** EXCERPTED RECORDS follows **

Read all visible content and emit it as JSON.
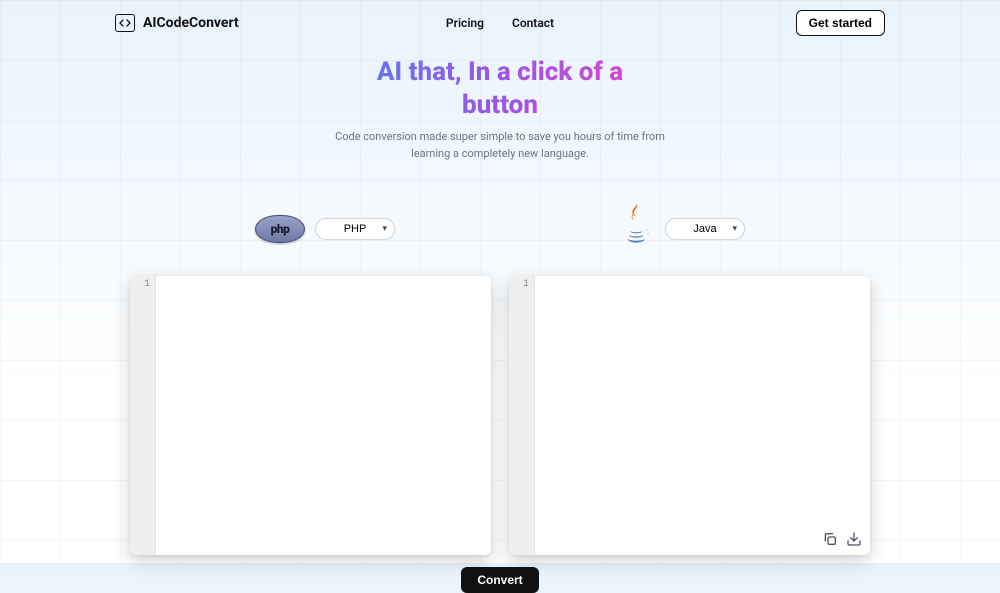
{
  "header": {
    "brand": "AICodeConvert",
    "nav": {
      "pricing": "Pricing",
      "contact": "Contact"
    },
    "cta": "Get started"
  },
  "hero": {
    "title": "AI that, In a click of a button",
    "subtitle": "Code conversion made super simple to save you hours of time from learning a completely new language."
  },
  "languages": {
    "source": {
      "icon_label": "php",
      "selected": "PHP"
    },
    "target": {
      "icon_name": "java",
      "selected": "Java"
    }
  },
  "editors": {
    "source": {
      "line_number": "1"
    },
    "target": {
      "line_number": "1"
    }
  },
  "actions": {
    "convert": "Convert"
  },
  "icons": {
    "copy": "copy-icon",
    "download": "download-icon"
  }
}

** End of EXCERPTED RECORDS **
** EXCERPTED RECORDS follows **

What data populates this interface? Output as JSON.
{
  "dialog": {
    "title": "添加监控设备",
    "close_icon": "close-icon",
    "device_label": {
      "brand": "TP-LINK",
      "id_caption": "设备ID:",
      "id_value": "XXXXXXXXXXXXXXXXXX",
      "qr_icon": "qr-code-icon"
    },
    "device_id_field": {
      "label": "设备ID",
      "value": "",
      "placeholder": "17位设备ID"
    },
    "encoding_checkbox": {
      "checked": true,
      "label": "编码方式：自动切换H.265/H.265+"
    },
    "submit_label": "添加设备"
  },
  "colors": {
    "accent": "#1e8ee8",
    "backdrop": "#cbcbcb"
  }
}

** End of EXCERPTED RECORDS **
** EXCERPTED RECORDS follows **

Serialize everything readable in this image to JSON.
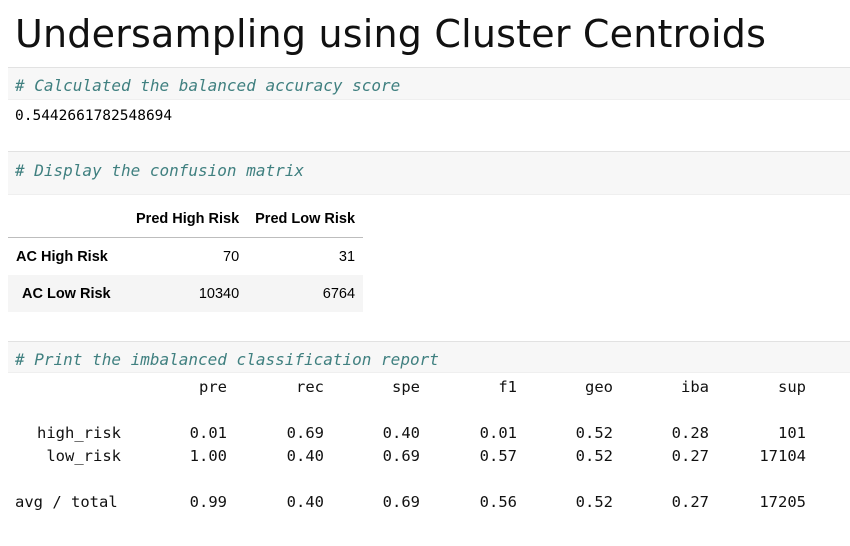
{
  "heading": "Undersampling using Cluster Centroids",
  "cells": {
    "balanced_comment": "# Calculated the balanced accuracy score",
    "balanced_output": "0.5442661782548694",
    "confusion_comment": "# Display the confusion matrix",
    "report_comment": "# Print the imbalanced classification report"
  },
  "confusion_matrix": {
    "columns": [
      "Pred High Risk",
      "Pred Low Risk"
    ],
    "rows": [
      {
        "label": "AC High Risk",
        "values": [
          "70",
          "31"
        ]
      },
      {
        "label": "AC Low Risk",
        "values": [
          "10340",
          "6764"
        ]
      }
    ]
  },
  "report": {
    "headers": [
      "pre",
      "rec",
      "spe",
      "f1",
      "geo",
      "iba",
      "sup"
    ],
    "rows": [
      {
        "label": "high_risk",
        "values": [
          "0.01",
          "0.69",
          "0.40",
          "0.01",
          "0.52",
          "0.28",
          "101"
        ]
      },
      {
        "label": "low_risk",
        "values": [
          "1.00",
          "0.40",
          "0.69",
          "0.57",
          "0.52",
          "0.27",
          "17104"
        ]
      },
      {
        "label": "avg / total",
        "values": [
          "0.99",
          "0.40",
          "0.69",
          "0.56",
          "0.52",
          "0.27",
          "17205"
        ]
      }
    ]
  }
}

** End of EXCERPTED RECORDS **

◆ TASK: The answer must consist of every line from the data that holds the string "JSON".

◆ EXERCISE OUTPUT:
Read all visible content and emit it as JSON.
What data populates this interface? Output as JSON.
Serialize everything readable in this image to JSON.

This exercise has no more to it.